Ryanair has become the latest airline to be caught up in an international scandal after “fake” parts were found in two of its Boeing 737-800 aircraft during maintenance inspections in Texas and Brazil.
Michael O’Leary, CEO of Ryanair, claimed the parts came from the British supplier AOG Technics, which is not one of the airline’s approved suppliers – and that it has never directly engaged in business with the company, acquiring the components for two engines through intermediaries instead.
He told reporters: “[Ryanair] has never done business directly with AOG, receiving the component for two engines instead via third parties, and the carrier remains largely unaffected overall by the scandal.”
The components have since been removed from the aircraft.
Aviation watchdogs in the UK, US and Europe have accused AOG Technics of supplying engine parts with faked certification documents, raising concerns over safety, the Daily Mail reported last week. US carriers Delta Air Lines, American Airlines and Southwest Airlines have also found suspect parts in their planes.

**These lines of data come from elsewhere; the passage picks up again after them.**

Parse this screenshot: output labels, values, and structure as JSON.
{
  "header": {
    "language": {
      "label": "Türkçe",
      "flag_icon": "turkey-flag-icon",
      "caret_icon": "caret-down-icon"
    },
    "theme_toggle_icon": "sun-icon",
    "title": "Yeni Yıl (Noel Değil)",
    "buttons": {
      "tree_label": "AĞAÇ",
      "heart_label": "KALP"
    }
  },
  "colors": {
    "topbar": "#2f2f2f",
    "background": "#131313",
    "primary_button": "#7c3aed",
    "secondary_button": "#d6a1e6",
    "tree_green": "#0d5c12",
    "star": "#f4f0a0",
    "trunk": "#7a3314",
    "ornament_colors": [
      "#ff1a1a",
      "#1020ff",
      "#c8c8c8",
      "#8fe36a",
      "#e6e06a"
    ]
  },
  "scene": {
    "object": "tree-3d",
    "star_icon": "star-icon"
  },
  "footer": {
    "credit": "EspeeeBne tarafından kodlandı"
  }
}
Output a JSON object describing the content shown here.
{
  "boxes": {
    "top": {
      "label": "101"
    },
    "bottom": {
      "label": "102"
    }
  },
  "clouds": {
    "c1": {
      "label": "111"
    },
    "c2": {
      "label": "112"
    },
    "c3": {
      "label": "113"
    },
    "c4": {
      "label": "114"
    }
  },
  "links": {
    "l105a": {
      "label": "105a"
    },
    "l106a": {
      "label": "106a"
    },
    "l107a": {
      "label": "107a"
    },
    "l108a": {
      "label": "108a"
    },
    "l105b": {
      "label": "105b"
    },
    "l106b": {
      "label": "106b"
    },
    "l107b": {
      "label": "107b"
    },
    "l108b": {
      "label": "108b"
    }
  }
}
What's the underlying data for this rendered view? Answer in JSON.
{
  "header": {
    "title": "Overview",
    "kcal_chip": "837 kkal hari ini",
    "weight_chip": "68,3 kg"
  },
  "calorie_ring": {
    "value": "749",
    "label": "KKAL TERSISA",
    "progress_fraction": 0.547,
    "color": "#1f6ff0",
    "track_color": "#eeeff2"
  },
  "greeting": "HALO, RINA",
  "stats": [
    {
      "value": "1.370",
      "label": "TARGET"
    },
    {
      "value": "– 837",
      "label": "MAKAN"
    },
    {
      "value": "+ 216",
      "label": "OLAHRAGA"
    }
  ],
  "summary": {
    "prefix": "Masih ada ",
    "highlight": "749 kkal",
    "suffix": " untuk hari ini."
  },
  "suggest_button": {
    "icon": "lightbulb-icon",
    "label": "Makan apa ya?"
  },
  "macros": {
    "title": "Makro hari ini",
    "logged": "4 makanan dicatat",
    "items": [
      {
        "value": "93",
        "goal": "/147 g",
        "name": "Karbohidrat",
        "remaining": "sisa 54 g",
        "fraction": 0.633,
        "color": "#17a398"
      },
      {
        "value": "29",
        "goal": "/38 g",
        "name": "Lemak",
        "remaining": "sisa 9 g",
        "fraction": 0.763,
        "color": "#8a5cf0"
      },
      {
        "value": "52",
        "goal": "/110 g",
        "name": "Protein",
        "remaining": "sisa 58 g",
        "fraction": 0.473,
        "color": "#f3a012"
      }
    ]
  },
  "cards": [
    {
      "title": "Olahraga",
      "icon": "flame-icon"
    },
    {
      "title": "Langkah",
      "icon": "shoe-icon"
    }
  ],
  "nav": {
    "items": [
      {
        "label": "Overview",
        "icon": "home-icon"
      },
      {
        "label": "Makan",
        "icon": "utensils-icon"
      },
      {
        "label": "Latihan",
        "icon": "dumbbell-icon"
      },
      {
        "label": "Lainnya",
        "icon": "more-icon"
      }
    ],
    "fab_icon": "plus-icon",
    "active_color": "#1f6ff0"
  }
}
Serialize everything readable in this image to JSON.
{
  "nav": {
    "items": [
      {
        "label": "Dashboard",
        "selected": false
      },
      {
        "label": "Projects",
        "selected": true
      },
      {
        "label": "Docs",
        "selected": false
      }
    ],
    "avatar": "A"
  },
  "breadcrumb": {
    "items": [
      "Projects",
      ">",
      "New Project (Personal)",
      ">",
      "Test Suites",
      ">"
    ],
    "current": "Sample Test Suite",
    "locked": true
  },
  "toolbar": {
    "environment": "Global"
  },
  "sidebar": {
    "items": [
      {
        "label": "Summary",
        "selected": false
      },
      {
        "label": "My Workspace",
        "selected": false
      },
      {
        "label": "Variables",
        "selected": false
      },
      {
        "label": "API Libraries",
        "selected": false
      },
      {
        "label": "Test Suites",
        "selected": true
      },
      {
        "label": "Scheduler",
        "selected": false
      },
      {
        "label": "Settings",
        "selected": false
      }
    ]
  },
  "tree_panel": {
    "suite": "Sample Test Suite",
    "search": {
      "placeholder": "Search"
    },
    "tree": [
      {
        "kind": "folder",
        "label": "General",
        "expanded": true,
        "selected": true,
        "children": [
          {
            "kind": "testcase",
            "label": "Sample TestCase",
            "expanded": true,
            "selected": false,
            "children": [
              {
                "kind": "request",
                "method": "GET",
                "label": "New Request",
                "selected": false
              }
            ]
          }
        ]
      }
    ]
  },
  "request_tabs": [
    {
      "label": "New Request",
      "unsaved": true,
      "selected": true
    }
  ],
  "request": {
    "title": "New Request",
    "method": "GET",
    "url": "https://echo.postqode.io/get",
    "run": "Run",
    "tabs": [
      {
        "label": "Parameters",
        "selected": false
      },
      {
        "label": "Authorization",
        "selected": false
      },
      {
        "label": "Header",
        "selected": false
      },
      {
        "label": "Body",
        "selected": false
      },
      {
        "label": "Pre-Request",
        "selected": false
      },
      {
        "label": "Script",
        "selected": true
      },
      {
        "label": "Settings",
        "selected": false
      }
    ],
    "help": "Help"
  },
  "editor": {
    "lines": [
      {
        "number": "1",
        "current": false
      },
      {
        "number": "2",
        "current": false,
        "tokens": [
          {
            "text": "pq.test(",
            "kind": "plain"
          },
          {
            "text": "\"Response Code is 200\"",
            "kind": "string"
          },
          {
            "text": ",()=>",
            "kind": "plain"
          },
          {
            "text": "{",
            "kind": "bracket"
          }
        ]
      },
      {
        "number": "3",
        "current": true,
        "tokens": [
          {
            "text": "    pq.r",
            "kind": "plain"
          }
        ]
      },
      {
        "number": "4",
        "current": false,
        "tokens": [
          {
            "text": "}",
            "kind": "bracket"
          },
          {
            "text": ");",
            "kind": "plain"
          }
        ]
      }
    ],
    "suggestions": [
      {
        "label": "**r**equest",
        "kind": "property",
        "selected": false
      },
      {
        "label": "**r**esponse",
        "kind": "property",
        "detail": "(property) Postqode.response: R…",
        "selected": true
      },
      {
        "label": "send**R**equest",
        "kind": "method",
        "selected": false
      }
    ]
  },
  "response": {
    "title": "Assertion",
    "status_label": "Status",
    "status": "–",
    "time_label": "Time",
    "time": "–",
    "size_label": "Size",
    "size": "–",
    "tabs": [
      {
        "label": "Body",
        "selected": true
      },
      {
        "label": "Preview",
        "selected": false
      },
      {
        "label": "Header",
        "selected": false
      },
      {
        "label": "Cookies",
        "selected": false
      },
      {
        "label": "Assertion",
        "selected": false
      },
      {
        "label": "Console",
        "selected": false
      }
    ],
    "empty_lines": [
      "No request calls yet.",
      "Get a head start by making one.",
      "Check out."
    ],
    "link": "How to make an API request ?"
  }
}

Meanwhile, the UK Civil Aviation Authority has issued a safety notice to airlines and said it was “investigating the supply of a large number of suspect unapproved parts” that could, it said, be traced back to AOG Technics.
The EU Aviation Safety Agency (EASA) stated in August that a number of occurrence reports have been submitted indicating that “several CFM56 engine parts distributed by AOG Technics have been supplied with a falsified Authorised Release Certificate”.
The FAA also said in September that documents for engine parts were falsified. It issued an Unapproved Parts Notification (UPN) for the components supplied by AOG, stating: “If these bushings are installed or found in existing aircraft parts inventories, the FAA recommends that they be removed and quarantined to prevent installation until a determination can be made regarding their eligibility for installation.”
ARGS reached out to AOG Technics for comment.